From the capital of Latvia, Riga-based post-metallers Nostra consists of Harijs Ijabs (guitar), Xavier Landes (bass), and Einārs Kotāns (drums). The Baltic trio have just unveiled their full-length follow-up to the 2019’s atmospheric, immersive Nemoralis. A near hour-long heavy soundscape is summoned on the new record Sea of Fertility, inspired by Japanese Nobel award-winning novelist Yukio Mishima’s The Decay of the Angel.

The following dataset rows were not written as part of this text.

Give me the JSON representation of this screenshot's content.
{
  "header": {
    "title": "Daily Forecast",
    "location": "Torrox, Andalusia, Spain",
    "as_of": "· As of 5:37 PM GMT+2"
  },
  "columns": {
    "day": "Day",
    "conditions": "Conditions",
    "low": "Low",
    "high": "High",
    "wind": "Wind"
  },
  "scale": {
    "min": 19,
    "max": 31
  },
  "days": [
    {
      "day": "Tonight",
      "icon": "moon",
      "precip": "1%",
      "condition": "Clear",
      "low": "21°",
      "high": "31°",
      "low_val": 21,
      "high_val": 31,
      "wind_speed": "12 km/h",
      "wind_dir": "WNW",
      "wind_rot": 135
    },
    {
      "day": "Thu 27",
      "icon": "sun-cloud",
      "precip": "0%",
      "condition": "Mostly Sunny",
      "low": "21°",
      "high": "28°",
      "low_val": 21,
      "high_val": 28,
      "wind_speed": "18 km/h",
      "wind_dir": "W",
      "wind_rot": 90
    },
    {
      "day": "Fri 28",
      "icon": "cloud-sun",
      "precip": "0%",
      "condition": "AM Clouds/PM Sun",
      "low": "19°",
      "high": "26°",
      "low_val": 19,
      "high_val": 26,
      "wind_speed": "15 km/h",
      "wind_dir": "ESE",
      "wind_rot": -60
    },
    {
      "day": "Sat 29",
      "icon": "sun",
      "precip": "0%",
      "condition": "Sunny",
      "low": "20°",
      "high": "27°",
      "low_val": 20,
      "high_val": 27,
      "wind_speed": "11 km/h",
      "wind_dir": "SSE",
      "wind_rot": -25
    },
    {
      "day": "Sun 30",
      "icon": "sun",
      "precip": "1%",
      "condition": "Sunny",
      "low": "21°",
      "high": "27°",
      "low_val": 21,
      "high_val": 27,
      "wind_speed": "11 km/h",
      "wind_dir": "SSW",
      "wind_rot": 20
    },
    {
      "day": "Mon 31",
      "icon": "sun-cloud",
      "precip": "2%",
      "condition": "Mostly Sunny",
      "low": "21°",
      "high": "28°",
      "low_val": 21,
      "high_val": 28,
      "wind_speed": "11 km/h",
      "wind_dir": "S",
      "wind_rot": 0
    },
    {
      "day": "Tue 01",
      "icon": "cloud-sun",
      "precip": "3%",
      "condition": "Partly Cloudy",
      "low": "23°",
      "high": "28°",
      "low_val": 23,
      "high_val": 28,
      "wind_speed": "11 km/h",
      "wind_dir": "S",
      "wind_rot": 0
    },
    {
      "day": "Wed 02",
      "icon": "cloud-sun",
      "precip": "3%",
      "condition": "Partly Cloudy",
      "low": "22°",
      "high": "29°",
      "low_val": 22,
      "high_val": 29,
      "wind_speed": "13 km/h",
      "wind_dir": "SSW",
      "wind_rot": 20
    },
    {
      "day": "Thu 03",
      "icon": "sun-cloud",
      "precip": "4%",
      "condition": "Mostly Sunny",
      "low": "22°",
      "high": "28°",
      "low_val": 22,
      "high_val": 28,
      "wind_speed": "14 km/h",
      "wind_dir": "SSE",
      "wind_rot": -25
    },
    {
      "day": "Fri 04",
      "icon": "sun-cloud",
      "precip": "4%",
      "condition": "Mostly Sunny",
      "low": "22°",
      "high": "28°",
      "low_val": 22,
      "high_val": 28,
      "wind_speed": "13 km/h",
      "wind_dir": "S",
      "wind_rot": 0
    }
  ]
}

With Intronaut grooves and instrumental bliss alike Explosions in the Sky, opening track “Delta” is one of the most engaging pieces I’ve encountered of the subgenre in a long time. The bass lines are tactile heaviness, where guitars ring out like a foreign entity. “Holatchahl,” the following track, refers to the Russian mountain of many names (Kholat Syakhl, Dead Mountain, or Silent Peak) and holds infamy for the Dyatlov Pass incident when nine soviet hikers perished under peculiar circumstances. The music appropriately shares somber and sinister qualities on the level of modern masterminds Night Verses.
As instrumental music presents the challenge of telling a story absent of lyrics, Nostra‘s world-building abilities shine throughout Sea of Fertility. “Schwarzkunstler” is easily the heaviest composition laden with 17th century anxiety and drama:
“Consummatum est: this bill is ended,
And Faustus hath bequeathed his soul to Lucifer.”
Each song exhibits just the right amount of gradual growth, spoon-feeding the listener through states of lucid dreaming, particularly on the Mogwaiesque “Kyes.”
Furthermore, Nostra conjures much emotion with “Mantis” representing a near manic bliss, and “Low Hills and Deep Valleys” depicting the consequential comedown. Tension and serenity interplay even near the end of the tracklisting as well, shown in the contrast of the unnerving “The King in Yellow” and meditative closer “Pristine.” All together, this record sounds like the rebirth of post-metal. Sea of Fertitlity is smooth as a marble mausoleum, provocative like death.